Next, you’re ready for a great sounding microphone that makes you sound great. In reality, choosing the right mic for your voice takes some tweaking. Tweaking we can't do in this non-interactive environment, so let's just pick a solid one, shall we?
For in-studio recording, the SM7B is an excellent mid-priced microphone that delivers outstanding quality. You’ll need a desk stand or boom to hold it (no, it doesn’t come with either), an XLR mic cable (6' , 10', or longer), and any other accessories (like pop filters) you might want. Keep in mind that all of this depends on your environment.
- You might need multiple of these if you plan on conducting in-person, sit-down sessions in-studio.
Oh, and this mic is big and needs a bit more gain than the H6 can put out. So you really, really need this next bit too.
This little connector (it’s really a preamp) is made of magic and really makes a big mic like the SM7B purr like a kitten when attached to the Zoom H6. Do you have to have it? No. However, it makes a big difference to the overall tone you’ll get from the SM7B. I have two, and I don’t know how I managed without them.
Those are the items I use day in and day out. But they're not the only tools in my arsenal. So I'll keep going in case you find yourself needing something beyond an amazing studio setup.
If you travel a lot (like I do), the SM58 is a fantastic and nearly indestructible microphone. It’s hand-held, but you can attach it to a desk stand or boom easily. I’ve heard they’ve stopped shipping them with a foam wind cover (also called a “condom”), so check to see if you need to order one. And you’ll need to buy an XLR cable to connect it to the Zoom H6. If you are doing live interviews, get two.
- Using SM58s for your in-studio guest is a cheap(er) way to outfit your studio. I still recommend the host use something like the SM7B, as it’s a superior mic.

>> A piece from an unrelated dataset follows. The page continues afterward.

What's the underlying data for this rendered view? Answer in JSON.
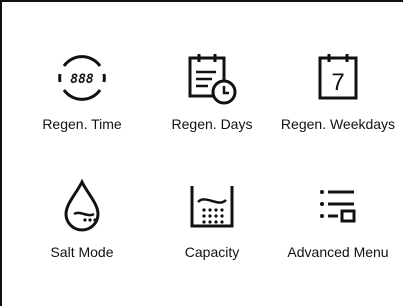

But it’s acceptable to keep some SM58s on hand for add-on guests.
But before you buy that, do you really want your guest holding a mic in their hand? No, you don't.
If you’re doing a lot of remote interviews and want to be hands-free, get two of these great little lavaliere mics. They should come with the cables necessary to plug them right into the Zoom H6.

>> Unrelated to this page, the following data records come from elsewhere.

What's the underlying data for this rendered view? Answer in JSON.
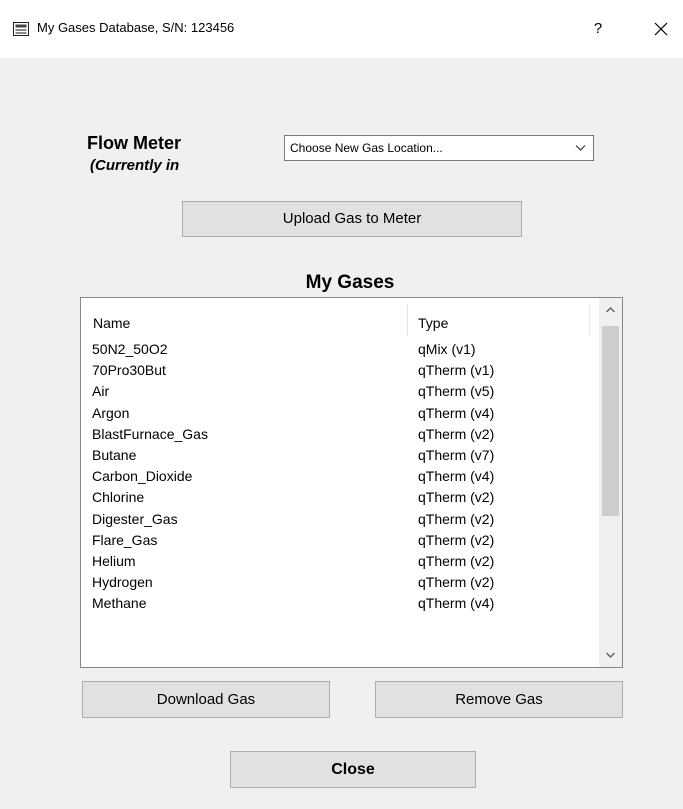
{
  "window": {
    "title": "My Gases Database, S/N: 123456",
    "help_label": "?"
  },
  "flow_meter": {
    "title": "Flow Meter",
    "subtitle": "(Currently in"
  },
  "location_select": {
    "value": "Choose New Gas Location..."
  },
  "buttons": {
    "upload": "Upload Gas to Meter",
    "download": "Download Gas",
    "remove": "Remove Gas",
    "close": "Close"
  },
  "gases": {
    "heading": "My Gases",
    "columns": {
      "name": "Name",
      "type": "Type"
    },
    "rows": [
      {
        "name": "50N2_50O2",
        "type": "qMix (v1)"
      },
      {
        "name": "70Pro30But",
        "type": "qTherm (v1)"
      },
      {
        "name": "Air",
        "type": "qTherm (v5)"
      },
      {
        "name": "Argon",
        "type": "qTherm (v4)"
      },
      {
        "name": "BlastFurnace_Gas",
        "type": "qTherm (v2)"
      },
      {
        "name": "Butane",
        "type": "qTherm (v7)"
      },
      {
        "name": "Carbon_Dioxide",
        "type": "qTherm (v4)"
      },
      {
        "name": "Chlorine",
        "type": "qTherm (v2)"
      },
      {
        "name": "Digester_Gas",
        "type": "qTherm (v2)"
      },
      {
        "name": "Flare_Gas",
        "type": "qTherm (v2)"
      },
      {
        "name": "Helium",
        "type": "qTherm (v2)"
      },
      {
        "name": "Hydrogen",
        "type": "qTherm (v2)"
      },
      {
        "name": "Methane",
        "type": "qTherm (v4)"
      }
    ]
  },
  "icons": {
    "app": "database-app-icon",
    "close": "close-icon",
    "dropdown": "chevron-down-icon",
    "scroll_up": "scroll-up-arrow-icon",
    "scroll_down": "scroll-down-arrow-icon"
  }
}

- The difference between an on-location conversation recorded on lavaliere vs a recorder set in between participants is legion. Listeners are becoming accustomed to quality audio recordings. Lavs win hands down over ambient room recording.

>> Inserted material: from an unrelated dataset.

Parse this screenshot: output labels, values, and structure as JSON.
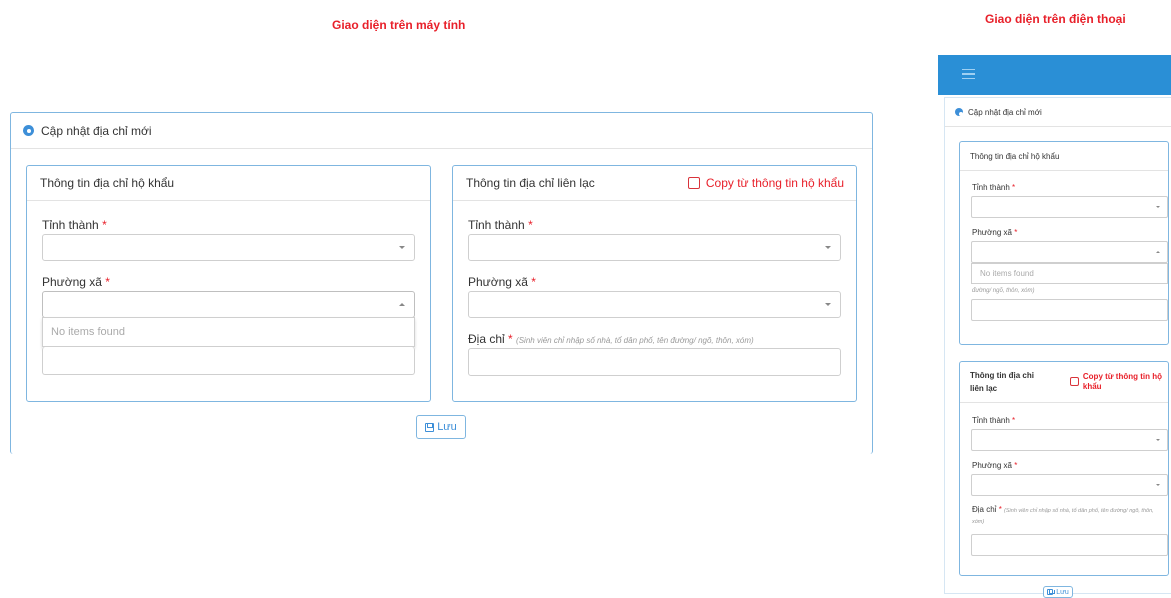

Feeling overwhelmed? Well, there are other options.
If your heart is set on a headset/mic combo, ignore all the ones you’ll find at your local big-box store. They’re built for gaming and phone calls instead of professional voice recording. Those that you see the sports announcers wearing are quite expensive, but the BPHS1 is a decent choice. It has an XLR output, so it plugs directly into the Zoom H6. Or you can buy a MOTU M2 2X2 USB interface to connect this mic (or any XLR mic) and your computer’s USB port.
(Disclaimer: I've used this equipment, but I do not own either. However, both are solid choices.)
For simplicity and acceptable sound quality, the Q2U is a great little piece of kit. It has an XLR input as well as USB, which makes me like it a lot more than USB-only mics. The kit contains the mic, a cheap desk stand, an XLR and a USB cable, so it’s ready to go out of the box. You’ll need a pop filter, because you probably need one with all microphones.
But there are many paths to a great sounding podcast.
No, you don’t need all of these. Heck, you don’t need any of these specifically. The greatest equipment in the world won’t save a crappy, hastily-assembled show. You’d think that fantastic equipment would cover up gaffs. In practice, it’s just the opposite. So before you buy anything, make sure you’re willing to invest the time, energy, and effort to make a great show. (And when you’re all-in on that, come back and buy all this great stuff!)